Email Communication: It is absolutely necessary for the professor to be able to communicate with the entire class via email. In addition to the Midterm and Final, I will periodically send the class important materials or updates. This semester, I will also be sending weekly questions on the readings. It is each student’s responsibility to ensure that the professor has an up-to-date and full functioning email address. It is also up to the student to keep an eye out for such emails and read them and any attachments fully.

Support Services:  As a service to its students, UNYT has created a series of support centers. For support related to study skills and time management, the Academic Support Center offers students tutoring and coaching. The Writing Center gives students feedback and help with papers and other writing assignments. If you feel that you have any exceptional learning difficulties or serious problems that interfere with your studies, you can stop by the UNYT Counseling Center. For information on any of these centers, please contact Dr. Cenko, Dr. Canollari, your academic advisor or me.

COURSE SCHEDULE

Week Dates Topics and Readings
PART 1: THEORY
I October

12

 INTRODUCTION
II October

23

 CLASS RESCHADULED FOR OCT. 23 FROM 1:30PM-4:30PM

INTEGRATION THEORY AND EUROPEANIZATION

Readings: Wiener & Diez: Chapter 1; Featherstone & Radaelli: Chapter 1.

III October

26

 FEDERALISM & Neofunctionalism

Readings: Wiener & Diez: Chapters 2&3.

IV November

2

Liberal Intergovernmentalism & New institutionalism

Readings:  Wiener & Diez: Chapters 4&7.

V November

9

CASE STUDIES: FRANCE and GERMANY

Readings:  Kassim, et. al.: Chapters 2&3.

VI November

16

CASE STUDIES: SPAIN and PORTUGAL

Readings:  Kassim, et. al.: Chapters 5&6.

VII November

 23

MID-TERM EXAM
VIII November

30

 No class (holiday)
PART 2: THE EU AND PUBLIC POLICY
IX December

7

EUROPEANIZATION AND PUBLIC POLICY

Readings:  Featherstone & Radaelli: Chapter 2.

X December

14

 GOVERNANCE APPROACHES

Readings:  Wiener & Diez: Chapter 5.

XI December

21

 Policy networks

Readings:  Wiener & Diez: Chapter 6.

PART 3: ENLARGEMENT
XII January

11

 THEORIZING EU ENLARGEMENT

Readings:  Schimmelfennig & Sedelmeier: Chapter 1.

(Presentations)

XIII January

18

 the demand-side of enlargement

Readings:  Schimmelfennig & Sedelmeier: Chapter 3.

(Presentations)

XIV January

25

 The supply-side of enlargement

Readings:  Schimmelfennig & Sedelmeier: Chapter 7&9.

(Presentations)

XV February

1

 THE EASTERN ENLARGEMENT

Readings:  Featherstone & Radaelli: Chapter 13.

(Final Exam Review)

XVI February  8 RESEARCH PAPER DUE RIGHT BEFORE CLASS (either by email or in paper)

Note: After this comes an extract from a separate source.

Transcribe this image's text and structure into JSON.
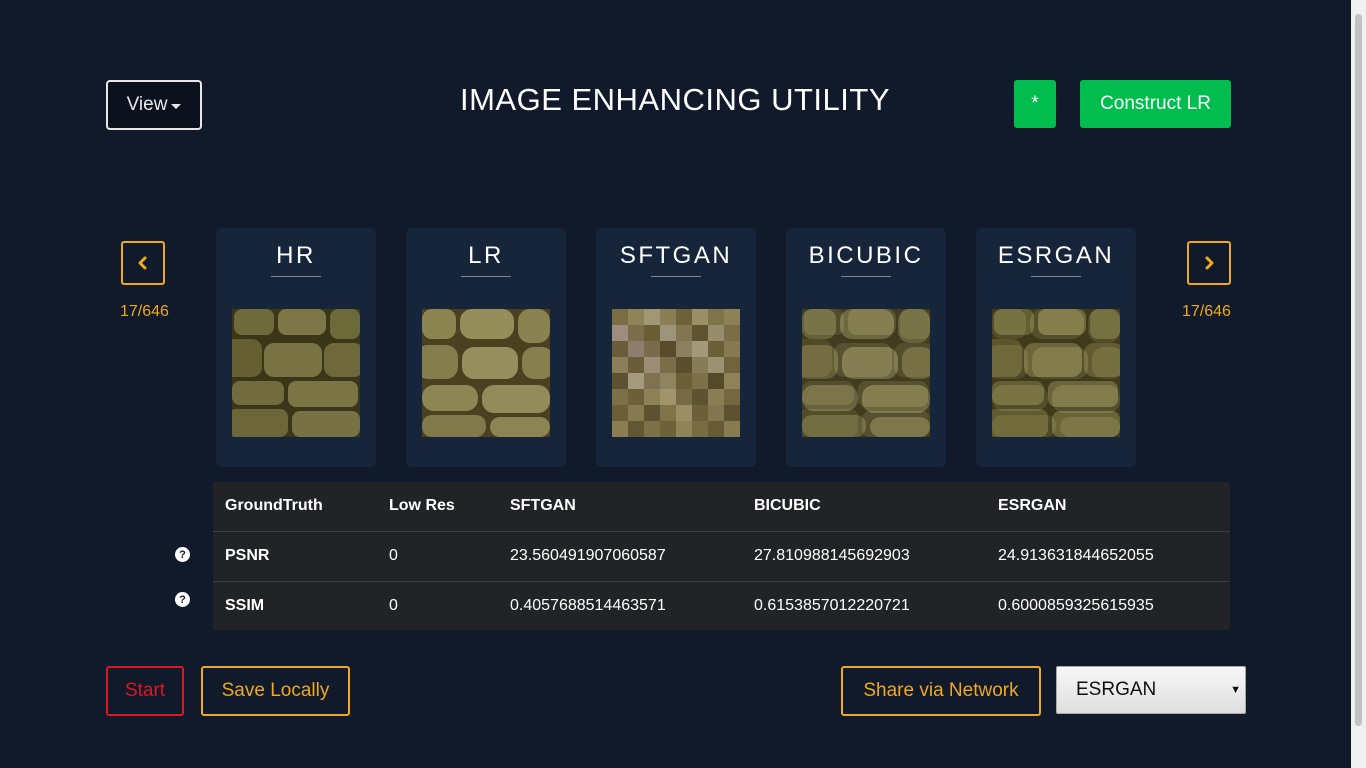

Final Exam

 

 

 

 

 

Faculty: Arts & Sciences.

Department: Humanities & S.Sc.

Grade: Undergraduate.

Majors: Humanities and Social Studies.

Study Fileds: Political Sciences International Relations.

Course Year: 3.

Course Program: ESC.

Scheduele: MON 13:00-16:00

Instructor: Kalemaj Ilir

Credits: 4

Prerequisite: uropean Union: Structures and Institutions